A woman whose daughter was deprived of a job in the civil service to make way for other candidates with forged degrees has sent a letter to Prime Minister Alexis Tsipras calling on him to “finally restore conditions of meritocracy and transparency.”
Olga Athanasiou, a cleaning lady, said her daughter had applied for a position at the Agricultural Bank of Greece and a state-run technical chamber over a decade ago, but had been rejected, even though she graduated from high school with the prerequisite grades needed to make the short list of candidates eligible for a job in the public sector.
In the letter – also signed by Michalis Kouroutos, the head of the Federation of Private School Teachers (OIELE) – Tsipras is urged to see to it that “our young have equal opportunities in education and the workplace, regardless of the school they went to and their socioeconomic background.”
Athanasiou’s daughter is among many people who have suffered the consequences of a decades-long problem whereby people holding forged degrees from private technical schools have been hired as civil servants, allegedly in collusion with teachers and parents.
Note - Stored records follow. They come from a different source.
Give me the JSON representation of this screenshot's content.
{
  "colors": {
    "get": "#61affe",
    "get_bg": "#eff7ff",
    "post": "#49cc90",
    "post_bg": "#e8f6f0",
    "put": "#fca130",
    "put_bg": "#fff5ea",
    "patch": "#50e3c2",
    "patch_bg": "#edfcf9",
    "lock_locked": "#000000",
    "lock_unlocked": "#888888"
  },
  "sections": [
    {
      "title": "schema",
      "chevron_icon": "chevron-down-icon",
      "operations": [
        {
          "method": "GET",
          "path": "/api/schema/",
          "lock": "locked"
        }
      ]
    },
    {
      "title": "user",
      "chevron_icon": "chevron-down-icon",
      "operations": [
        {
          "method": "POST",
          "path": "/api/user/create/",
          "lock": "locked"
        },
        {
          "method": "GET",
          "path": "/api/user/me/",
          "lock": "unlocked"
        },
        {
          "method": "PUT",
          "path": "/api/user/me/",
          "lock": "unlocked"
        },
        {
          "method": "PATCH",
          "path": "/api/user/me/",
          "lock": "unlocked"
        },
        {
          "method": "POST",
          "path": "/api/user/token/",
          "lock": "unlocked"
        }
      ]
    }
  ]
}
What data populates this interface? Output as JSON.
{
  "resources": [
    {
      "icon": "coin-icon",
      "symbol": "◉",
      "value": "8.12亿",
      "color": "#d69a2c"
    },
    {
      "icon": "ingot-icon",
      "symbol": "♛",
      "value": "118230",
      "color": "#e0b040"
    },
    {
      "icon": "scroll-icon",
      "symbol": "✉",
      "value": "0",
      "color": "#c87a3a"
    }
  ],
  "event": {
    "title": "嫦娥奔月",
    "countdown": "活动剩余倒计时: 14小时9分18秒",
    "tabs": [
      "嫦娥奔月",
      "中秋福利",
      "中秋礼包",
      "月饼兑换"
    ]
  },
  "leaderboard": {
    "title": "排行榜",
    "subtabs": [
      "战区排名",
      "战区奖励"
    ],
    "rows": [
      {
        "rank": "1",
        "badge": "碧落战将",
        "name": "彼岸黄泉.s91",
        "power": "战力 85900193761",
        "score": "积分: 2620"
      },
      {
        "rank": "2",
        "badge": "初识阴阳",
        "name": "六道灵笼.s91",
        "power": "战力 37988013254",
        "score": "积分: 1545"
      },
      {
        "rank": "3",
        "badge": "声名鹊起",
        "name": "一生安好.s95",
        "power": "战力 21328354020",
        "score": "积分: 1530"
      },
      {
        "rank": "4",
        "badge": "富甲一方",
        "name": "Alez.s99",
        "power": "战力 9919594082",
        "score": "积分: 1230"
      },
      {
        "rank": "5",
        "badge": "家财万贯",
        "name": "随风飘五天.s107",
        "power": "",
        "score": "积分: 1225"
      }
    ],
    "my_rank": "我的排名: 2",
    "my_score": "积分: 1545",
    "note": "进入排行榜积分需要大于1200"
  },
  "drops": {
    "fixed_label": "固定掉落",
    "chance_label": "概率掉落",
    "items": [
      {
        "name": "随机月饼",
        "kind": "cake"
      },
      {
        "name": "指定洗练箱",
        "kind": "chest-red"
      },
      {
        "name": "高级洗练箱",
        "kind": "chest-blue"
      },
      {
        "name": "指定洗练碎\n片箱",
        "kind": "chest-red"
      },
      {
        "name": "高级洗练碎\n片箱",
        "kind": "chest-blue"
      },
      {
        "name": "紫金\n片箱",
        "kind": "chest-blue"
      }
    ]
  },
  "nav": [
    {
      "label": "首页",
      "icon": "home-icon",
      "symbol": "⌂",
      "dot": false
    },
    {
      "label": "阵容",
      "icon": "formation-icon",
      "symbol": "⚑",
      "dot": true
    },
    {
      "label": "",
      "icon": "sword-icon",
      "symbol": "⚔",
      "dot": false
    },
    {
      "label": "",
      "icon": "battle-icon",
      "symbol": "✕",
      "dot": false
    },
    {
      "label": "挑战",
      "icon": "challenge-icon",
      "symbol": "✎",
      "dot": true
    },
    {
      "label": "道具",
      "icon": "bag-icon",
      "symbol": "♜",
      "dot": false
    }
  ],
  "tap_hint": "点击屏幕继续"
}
Even though legislation has been passed over the years to tackle the problem, critics say it has not abated.